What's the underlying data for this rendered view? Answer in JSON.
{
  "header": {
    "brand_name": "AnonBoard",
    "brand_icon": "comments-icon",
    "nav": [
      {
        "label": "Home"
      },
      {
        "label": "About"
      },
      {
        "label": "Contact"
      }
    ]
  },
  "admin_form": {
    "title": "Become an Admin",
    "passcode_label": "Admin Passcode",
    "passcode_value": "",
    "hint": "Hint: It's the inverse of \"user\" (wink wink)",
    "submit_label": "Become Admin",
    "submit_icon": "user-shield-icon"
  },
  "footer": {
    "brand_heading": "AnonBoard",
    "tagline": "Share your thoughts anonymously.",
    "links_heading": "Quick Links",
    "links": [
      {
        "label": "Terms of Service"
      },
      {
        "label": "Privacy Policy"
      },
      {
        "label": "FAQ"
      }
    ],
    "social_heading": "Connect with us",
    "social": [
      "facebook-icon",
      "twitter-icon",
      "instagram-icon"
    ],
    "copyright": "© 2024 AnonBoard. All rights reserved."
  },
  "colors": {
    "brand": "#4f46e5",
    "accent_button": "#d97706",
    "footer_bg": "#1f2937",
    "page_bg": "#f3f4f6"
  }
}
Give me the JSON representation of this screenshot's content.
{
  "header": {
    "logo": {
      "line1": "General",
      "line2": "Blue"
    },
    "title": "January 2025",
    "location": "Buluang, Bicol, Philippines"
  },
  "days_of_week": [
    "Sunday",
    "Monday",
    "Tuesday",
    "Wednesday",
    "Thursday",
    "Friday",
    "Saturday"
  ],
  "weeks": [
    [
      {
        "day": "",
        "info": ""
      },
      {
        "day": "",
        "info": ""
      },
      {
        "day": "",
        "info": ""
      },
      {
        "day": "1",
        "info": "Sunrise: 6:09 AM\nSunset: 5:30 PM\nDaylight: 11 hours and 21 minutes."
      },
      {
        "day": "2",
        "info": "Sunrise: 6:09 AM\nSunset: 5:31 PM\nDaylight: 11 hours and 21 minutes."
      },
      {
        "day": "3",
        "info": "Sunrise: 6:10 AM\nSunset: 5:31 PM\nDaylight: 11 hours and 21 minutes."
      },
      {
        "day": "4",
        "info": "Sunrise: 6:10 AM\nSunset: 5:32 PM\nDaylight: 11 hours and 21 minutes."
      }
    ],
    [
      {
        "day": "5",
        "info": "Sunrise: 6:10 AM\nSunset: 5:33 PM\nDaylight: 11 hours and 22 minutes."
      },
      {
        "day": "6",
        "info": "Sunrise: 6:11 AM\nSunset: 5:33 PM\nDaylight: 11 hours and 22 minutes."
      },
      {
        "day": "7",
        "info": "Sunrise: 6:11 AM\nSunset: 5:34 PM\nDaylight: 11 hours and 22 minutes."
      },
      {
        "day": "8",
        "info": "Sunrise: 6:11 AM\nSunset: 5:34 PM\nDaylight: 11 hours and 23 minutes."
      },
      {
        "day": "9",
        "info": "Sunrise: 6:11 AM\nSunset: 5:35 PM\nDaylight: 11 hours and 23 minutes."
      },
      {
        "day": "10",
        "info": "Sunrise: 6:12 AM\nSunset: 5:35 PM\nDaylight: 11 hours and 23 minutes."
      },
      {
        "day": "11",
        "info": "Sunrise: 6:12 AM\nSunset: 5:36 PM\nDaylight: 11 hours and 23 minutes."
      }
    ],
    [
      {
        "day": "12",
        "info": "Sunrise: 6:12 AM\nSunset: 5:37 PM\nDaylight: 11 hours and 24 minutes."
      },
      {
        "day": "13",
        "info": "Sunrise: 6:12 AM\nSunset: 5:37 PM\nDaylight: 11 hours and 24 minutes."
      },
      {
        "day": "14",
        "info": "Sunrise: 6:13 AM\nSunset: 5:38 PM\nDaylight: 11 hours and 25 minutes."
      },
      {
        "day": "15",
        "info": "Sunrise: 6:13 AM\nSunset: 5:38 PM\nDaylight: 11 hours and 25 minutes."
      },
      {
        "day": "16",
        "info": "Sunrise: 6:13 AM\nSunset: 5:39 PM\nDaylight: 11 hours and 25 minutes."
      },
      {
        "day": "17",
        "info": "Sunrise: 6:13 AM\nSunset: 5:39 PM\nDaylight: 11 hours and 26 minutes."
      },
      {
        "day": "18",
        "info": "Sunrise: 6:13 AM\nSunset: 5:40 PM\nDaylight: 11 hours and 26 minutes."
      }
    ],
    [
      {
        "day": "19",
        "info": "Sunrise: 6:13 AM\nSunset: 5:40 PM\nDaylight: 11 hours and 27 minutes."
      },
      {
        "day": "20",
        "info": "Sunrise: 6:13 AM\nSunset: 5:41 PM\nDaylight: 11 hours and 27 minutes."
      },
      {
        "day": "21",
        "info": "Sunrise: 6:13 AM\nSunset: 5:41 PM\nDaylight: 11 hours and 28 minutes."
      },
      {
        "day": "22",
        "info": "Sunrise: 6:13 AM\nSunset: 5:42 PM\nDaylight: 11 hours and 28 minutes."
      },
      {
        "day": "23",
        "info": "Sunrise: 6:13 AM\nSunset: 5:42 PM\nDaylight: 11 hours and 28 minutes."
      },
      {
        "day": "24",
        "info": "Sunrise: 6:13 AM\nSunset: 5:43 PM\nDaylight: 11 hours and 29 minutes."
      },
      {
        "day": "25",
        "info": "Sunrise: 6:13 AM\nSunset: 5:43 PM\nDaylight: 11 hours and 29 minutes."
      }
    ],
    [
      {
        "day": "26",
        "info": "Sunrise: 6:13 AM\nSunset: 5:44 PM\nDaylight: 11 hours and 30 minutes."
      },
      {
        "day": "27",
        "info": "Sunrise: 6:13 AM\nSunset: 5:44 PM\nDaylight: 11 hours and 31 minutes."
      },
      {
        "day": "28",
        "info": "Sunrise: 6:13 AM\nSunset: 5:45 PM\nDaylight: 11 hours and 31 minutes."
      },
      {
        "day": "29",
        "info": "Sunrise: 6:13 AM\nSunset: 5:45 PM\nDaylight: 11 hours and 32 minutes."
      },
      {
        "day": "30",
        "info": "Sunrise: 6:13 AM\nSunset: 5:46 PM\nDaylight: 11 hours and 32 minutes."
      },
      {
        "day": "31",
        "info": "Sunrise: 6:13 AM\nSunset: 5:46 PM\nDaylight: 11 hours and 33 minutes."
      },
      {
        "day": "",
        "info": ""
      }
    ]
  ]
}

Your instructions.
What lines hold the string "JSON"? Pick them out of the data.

Output.
What's the underlying data for this rendered view? Answer in JSON.
Give me the JSON representation of this screenshot's content.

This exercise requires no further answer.